### DESCRIPTION OF THE TASK:
Each entry, in full: copy it out exactly.

### RECORD SET:
********
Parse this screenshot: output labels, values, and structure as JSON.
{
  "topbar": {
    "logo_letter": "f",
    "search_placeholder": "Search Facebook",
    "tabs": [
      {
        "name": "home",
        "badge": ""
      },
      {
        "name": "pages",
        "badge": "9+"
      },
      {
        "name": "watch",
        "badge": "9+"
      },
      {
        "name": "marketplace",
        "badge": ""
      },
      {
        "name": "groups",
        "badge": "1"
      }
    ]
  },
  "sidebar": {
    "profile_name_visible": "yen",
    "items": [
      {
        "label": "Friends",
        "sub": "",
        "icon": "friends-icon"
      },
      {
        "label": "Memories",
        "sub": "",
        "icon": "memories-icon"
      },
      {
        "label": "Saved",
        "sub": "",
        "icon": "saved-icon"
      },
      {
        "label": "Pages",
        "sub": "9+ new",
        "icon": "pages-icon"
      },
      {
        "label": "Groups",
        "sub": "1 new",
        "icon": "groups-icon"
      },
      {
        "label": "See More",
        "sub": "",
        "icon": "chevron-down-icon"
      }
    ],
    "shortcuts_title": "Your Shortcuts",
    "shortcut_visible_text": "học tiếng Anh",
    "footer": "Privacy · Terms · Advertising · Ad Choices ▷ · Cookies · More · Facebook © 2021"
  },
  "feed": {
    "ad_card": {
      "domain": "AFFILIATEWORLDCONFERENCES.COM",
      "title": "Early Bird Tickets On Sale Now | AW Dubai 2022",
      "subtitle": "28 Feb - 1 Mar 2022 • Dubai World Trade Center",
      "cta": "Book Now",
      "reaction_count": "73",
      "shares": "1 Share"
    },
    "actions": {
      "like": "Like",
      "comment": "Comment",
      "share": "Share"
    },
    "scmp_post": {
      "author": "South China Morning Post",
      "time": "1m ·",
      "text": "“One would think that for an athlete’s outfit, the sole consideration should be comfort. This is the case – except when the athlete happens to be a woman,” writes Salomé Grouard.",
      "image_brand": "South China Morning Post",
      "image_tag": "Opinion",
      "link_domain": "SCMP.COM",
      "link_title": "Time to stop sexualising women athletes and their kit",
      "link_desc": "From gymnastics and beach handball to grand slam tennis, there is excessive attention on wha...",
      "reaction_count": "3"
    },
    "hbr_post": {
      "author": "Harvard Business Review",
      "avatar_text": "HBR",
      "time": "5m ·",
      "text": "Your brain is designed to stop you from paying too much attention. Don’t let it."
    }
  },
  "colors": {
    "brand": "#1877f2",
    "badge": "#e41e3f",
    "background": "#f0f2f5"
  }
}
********
### WRITTEN REPLY:
Parse this screenshot: output labels, values, and structure as JSON.
{
  "topbar": {
    "logo_letter": "f",
    "search_placeholder": "Search Facebook",
    "tabs": [
      {
        "name": "home",
        "badge": ""
      },
      {
        "name": "pages",
        "badge": "9+"
      },
      {
        "name": "watch",
        "badge": "9+"
      },
      {
        "name": "marketplace",
        "badge": ""
      },
      {
        "name": "groups",
        "badge": "1"
      }
    ]
  },
  "sidebar": {
    "profile_name_visible": "yen",
    "items": [
      {
        "label": "Friends",
        "sub": "",
        "icon": "friends-icon"
      },
      {
        "label": "Memories",
        "sub": "",
        "icon": "memories-icon"
      },
      {
        "label": "Saved",
        "sub": "",
        "icon": "saved-icon"
      },
      {
        "label": "Pages",
        "sub": "9+ new",
        "icon": "pages-icon"
      },
      {
        "label": "Groups",
        "sub": "1 new",
        "icon": "groups-icon"
      },
      {
        "label": "See More",
        "sub": "",
        "icon": "chevron-down-icon"
      }
    ],
    "shortcuts_title": "Your Shortcuts",
    "shortcut_visible_text": "học tiếng Anh",
    "footer": "Privacy · Terms · Advertising · Ad Choices ▷ · Cookies · More · Facebook © 2021"
  },
  "feed": {
    "ad_card": {
      "domain": "AFFILIATEWORLDCONFERENCES.COM",
      "title": "Early Bird Tickets On Sale Now | AW Dubai 2022",
      "subtitle": "28 Feb - 1 Mar 2022 • Dubai World Trade Center",
      "cta": "Book Now",
      "reaction_count": "73",
      "shares": "1 Share"
    },
    "actions": {
      "like": "Like",
      "comment": "Comment",
      "share": "Share"
    },
    "scmp_post": {
      "author": "South China Morning Post",
      "time": "1m ·",
      "text": "“One would think that for an athlete’s outfit, the sole consideration should be comfort. This is the case – except when the athlete happens to be a woman,” writes Salomé Grouard.",
      "image_brand": "South China Morning Post",
      "image_tag": "Opinion",
      "link_domain": "SCMP.COM",
      "link_title": "Time to stop sexualising women athletes and their kit",
      "link_desc": "From gymnastics and beach handball to grand slam tennis, there is excessive attention on wha...",
      "reaction_count": "3"
    },
    "hbr_post": {
      "author": "Harvard Business Review",
      "avatar_text": "HBR",
      "time": "5m ·",
      "text": "Your brain is designed to stop you from paying too much attention. Don’t let it."
    }
  },
  "colors": {
    "brand": "#1877f2",
    "badge": "#e41e3f",
    "background": "#f0f2f5"
  }
}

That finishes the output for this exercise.